* YOUR OBJECTIVE
Reproduce all the data verbatim.
"""
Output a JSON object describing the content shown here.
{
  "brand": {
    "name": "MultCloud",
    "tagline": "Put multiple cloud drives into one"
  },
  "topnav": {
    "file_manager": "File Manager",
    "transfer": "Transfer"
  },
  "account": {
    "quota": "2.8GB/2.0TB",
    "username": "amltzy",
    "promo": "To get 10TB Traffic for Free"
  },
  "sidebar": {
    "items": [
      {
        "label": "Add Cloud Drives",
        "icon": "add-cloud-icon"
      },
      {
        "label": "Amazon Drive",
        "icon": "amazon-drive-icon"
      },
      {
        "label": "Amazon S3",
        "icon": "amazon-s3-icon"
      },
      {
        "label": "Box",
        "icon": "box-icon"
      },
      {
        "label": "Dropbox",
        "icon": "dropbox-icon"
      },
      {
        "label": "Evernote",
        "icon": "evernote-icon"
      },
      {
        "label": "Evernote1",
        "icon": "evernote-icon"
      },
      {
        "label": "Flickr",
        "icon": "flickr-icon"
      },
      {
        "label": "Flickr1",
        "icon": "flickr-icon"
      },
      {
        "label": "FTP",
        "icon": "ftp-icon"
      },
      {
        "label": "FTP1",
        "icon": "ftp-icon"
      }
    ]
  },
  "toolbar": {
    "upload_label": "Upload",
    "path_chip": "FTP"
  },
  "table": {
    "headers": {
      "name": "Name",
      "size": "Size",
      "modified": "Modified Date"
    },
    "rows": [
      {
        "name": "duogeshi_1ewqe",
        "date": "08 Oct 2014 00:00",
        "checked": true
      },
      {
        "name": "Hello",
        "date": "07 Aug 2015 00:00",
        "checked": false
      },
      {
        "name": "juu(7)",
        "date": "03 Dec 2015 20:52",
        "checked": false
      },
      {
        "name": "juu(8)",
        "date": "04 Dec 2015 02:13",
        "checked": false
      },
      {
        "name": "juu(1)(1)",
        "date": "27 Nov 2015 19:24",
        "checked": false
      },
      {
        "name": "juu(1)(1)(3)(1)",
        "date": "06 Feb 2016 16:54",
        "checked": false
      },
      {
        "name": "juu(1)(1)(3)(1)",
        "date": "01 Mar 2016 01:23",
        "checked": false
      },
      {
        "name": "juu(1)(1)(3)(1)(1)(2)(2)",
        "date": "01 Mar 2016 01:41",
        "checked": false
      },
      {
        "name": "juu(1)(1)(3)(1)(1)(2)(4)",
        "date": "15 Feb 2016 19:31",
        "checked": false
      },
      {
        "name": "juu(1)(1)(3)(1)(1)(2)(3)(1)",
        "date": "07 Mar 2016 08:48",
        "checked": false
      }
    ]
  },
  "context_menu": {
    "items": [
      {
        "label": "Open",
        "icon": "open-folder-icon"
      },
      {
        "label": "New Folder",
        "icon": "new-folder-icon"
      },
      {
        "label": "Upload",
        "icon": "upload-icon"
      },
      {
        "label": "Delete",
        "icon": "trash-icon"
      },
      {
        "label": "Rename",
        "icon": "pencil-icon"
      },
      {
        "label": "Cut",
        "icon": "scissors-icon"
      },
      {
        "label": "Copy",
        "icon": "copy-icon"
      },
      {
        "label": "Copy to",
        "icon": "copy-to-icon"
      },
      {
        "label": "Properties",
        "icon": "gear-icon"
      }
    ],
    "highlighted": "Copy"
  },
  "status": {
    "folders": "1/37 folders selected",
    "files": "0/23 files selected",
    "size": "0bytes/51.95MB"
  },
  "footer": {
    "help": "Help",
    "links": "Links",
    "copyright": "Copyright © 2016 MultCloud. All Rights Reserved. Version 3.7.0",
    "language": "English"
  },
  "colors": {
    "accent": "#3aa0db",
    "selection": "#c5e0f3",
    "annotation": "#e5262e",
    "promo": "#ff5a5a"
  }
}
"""
* SOLUTION TO THE EXERCISE
Output a JSON object describing the content shown here.
{
  "brand": {
    "name": "MultCloud",
    "tagline": "Put multiple cloud drives into one"
  },
  "topnav": {
    "file_manager": "File Manager",
    "transfer": "Transfer"
  },
  "account": {
    "quota": "2.8GB/2.0TB",
    "username": "amltzy",
    "promo": "To get 10TB Traffic for Free"
  },
  "sidebar": {
    "items": [
      {
        "label": "Add Cloud Drives",
        "icon": "add-cloud-icon"
      },
      {
        "label": "Amazon Drive",
        "icon": "amazon-drive-icon"
      },
      {
        "label": "Amazon S3",
        "icon": "amazon-s3-icon"
      },
      {
        "label": "Box",
        "icon": "box-icon"
      },
      {
        "label": "Dropbox",
        "icon": "dropbox-icon"
      },
      {
        "label": "Evernote",
        "icon": "evernote-icon"
      },
      {
        "label": "Evernote1",
        "icon": "evernote-icon"
      },
      {
        "label": "Flickr",
        "icon": "flickr-icon"
      },
      {
        "label": "Flickr1",
        "icon": "flickr-icon"
      },
      {
        "label": "FTP",
        "icon": "ftp-icon"
      },
      {
        "label": "FTP1",
        "icon": "ftp-icon"
      }
    ]
  },
  "toolbar": {
    "upload_label": "Upload",
    "path_chip": "FTP"
  },
  "table": {
    "headers": {
      "name": "Name",
      "size": "Size",
      "modified": "Modified Date"
    },
    "rows": [
      {
        "name": "duogeshi_1ewqe",
        "date": "08 Oct 2014 00:00",
        "checked": true
      },
      {
        "name": "Hello",
        "date": "07 Aug 2015 00:00",
        "checked": false
      },
      {
        "name": "juu(7)",
        "date": "03 Dec 2015 20:52",
        "checked": false
      },
      {
        "name": "juu(8)",
        "date": "04 Dec 2015 02:13",
        "checked": false
      },
      {
        "name": "juu(1)(1)",
        "date": "27 Nov 2015 19:24",
        "checked": false
      },
      {
        "name": "juu(1)(1)(3)(1)",
        "date": "06 Feb 2016 16:54",
        "checked": false
      },
      {
        "name": "juu(1)(1)(3)(1)",
        "date": "01 Mar 2016 01:23",
        "checked": false
      },
      {
        "name": "juu(1)(1)(3)(1)(1)(2)(2)",
        "date": "01 Mar 2016 01:41",
        "checked": false
      },
      {
        "name": "juu(1)(1)(3)(1)(1)(2)(4)",
        "date": "15 Feb 2016 19:31",
        "checked": false
      },
      {
        "name": "juu(1)(1)(3)(1)(1)(2)(3)(1)",
        "date": "07 Mar 2016 08:48",
        "checked": false
      }
    ]
  },
  "context_menu": {
    "items": [
      {
        "label": "Open",
        "icon": "open-folder-icon"
      },
      {
        "label": "New Folder",
        "icon": "new-folder-icon"
      },
      {
        "label": "Upload",
        "icon": "upload-icon"
      },
      {
        "label": "Delete",
        "icon": "trash-icon"
      },
      {
        "label": "Rename",
        "icon": "pencil-icon"
      },
      {
        "label": "Cut",
        "icon": "scissors-icon"
      },
      {
        "label": "Copy",
        "icon": "copy-icon"
      },
      {
        "label": "Copy to",
        "icon": "copy-to-icon"
      },
      {
        "label": "Properties",
        "icon": "gear-icon"
      }
    ],
    "highlighted": "Copy"
  },
  "status": {
    "folders": "1/37 folders selected",
    "files": "0/23 files selected",
    "size": "0bytes/51.95MB"
  },
  "footer": {
    "help": "Help",
    "links": "Links",
    "copyright": "Copyright © 2016 MultCloud. All Rights Reserved. Version 3.7.0",
    "language": "English"
  },
  "colors": {
    "accent": "#3aa0db",
    "selection": "#c5e0f3",
    "annotation": "#e5262e",
    "promo": "#ff5a5a"
  }
}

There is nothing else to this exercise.